▶ **Exercise**
When a record contains an image, skip the image and retype the rest of that record exactly.

▶ **Dataset rows describing interfaces**

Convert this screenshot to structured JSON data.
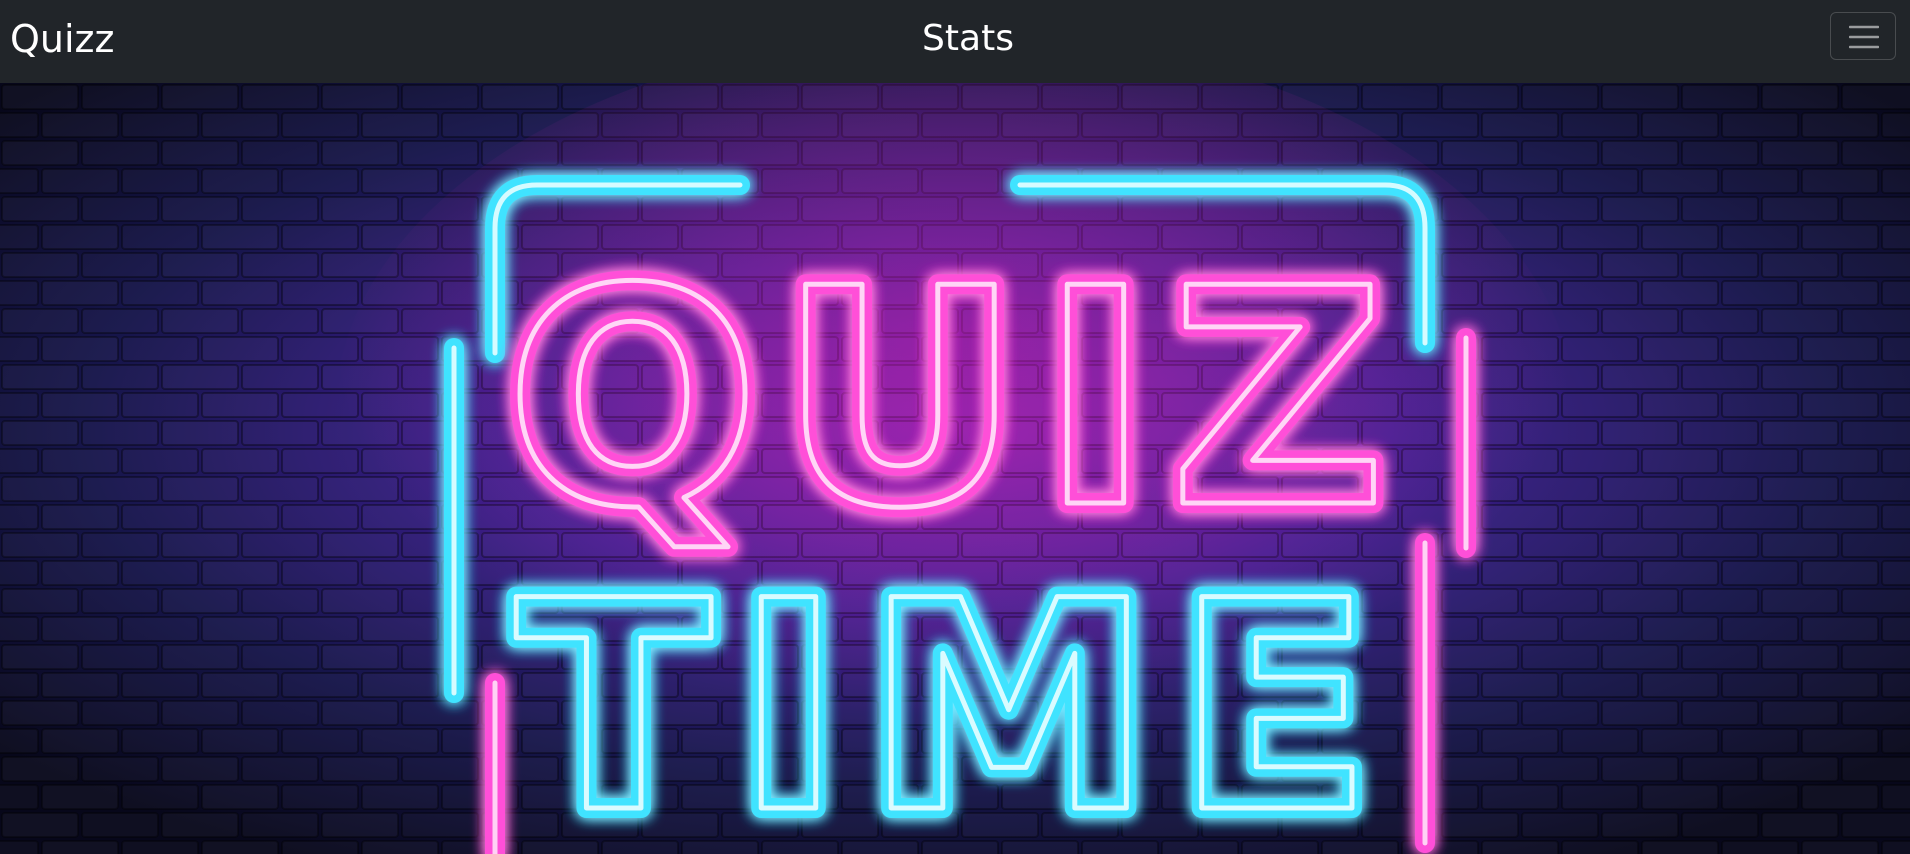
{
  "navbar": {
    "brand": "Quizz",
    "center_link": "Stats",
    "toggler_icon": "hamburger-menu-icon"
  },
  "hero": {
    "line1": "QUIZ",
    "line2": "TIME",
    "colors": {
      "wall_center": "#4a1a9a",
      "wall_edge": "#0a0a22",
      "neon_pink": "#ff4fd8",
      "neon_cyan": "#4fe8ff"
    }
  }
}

▶ **Problem solution**
Convert this screenshot to structured JSON data.
{
  "navbar": {
    "brand": "Quizz",
    "center_link": "Stats",
    "toggler_icon": "hamburger-menu-icon"
  },
  "hero": {
    "line1": "QUIZ",
    "line2": "TIME",
    "colors": {
      "wall_center": "#4a1a9a",
      "wall_edge": "#0a0a22",
      "neon_pink": "#ff4fd8",
      "neon_cyan": "#4fe8ff"
    }
  }
}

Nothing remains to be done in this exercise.